### EXTRACTED RECORDS:
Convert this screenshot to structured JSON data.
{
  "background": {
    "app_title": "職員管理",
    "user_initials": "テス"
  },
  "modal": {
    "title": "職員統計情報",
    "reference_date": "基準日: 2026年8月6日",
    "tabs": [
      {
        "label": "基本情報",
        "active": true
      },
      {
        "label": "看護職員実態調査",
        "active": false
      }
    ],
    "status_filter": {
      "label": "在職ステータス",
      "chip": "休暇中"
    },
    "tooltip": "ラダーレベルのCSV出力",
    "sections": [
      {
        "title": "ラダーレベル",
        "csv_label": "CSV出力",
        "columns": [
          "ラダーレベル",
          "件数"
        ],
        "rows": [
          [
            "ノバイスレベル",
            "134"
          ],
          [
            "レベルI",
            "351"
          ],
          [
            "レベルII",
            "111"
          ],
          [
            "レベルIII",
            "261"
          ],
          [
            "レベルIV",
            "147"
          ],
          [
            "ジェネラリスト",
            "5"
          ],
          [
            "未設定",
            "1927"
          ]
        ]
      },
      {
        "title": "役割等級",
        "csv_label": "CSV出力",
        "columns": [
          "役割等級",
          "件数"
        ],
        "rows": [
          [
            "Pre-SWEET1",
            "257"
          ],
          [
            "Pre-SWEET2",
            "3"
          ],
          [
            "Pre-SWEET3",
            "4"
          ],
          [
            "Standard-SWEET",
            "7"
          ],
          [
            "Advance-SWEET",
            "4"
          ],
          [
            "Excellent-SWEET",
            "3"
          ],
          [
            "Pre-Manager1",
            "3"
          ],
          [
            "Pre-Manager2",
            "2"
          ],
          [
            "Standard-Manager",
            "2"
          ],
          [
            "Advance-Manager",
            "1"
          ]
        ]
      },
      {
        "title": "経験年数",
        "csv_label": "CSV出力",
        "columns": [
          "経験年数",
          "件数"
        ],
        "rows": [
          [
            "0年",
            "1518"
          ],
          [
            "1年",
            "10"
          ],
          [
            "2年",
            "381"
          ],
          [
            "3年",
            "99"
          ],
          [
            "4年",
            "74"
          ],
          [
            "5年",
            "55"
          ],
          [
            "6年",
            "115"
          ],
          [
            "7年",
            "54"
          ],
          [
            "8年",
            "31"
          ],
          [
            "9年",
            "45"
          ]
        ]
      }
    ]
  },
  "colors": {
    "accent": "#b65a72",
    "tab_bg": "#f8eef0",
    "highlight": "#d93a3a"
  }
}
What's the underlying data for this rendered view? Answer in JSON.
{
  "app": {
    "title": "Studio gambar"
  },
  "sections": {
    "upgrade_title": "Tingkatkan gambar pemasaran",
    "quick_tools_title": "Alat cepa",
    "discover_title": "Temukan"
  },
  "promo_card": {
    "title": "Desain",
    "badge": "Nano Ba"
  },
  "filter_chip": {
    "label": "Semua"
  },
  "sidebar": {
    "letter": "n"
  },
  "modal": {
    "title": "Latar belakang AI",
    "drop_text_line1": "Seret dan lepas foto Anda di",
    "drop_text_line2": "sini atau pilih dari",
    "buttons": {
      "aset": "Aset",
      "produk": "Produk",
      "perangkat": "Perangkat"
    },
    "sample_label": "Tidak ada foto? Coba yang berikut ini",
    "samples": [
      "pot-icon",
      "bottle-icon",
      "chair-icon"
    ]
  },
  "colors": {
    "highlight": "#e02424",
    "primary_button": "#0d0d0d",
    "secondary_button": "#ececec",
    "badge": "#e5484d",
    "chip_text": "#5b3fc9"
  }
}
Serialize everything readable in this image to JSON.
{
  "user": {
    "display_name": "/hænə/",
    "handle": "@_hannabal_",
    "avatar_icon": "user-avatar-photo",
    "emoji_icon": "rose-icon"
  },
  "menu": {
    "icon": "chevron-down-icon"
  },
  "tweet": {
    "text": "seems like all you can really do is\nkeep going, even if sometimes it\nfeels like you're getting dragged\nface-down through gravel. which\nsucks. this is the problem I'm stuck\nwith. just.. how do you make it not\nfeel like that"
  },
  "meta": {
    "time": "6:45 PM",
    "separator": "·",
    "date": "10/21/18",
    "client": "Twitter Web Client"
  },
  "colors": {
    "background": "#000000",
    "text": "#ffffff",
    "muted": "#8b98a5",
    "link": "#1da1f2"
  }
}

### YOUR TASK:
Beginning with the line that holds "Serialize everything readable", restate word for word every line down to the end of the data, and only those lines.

### OUTPUT FOR THIS TASK:
Serialize everything readable in this image to JSON.
{
  "user": {
    "display_name": "/hænə/",
    "handle": "@_hannabal_",
    "avatar_icon": "user-avatar-photo",
    "emoji_icon": "rose-icon"
  },
  "menu": {
    "icon": "chevron-down-icon"
  },
  "tweet": {
    "text": "seems like all you can really do is\nkeep going, even if sometimes it\nfeels like you're getting dragged\nface-down through gravel. which\nsucks. this is the problem I'm stuck\nwith. just.. how do you make it not\nfeel like that"
  },
  "meta": {
    "time": "6:45 PM",
    "separator": "·",
    "date": "10/21/18",
    "client": "Twitter Web Client"
  },
  "colors": {
    "background": "#000000",
    "text": "#ffffff",
    "muted": "#8b98a5",
    "link": "#1da1f2"
  }
}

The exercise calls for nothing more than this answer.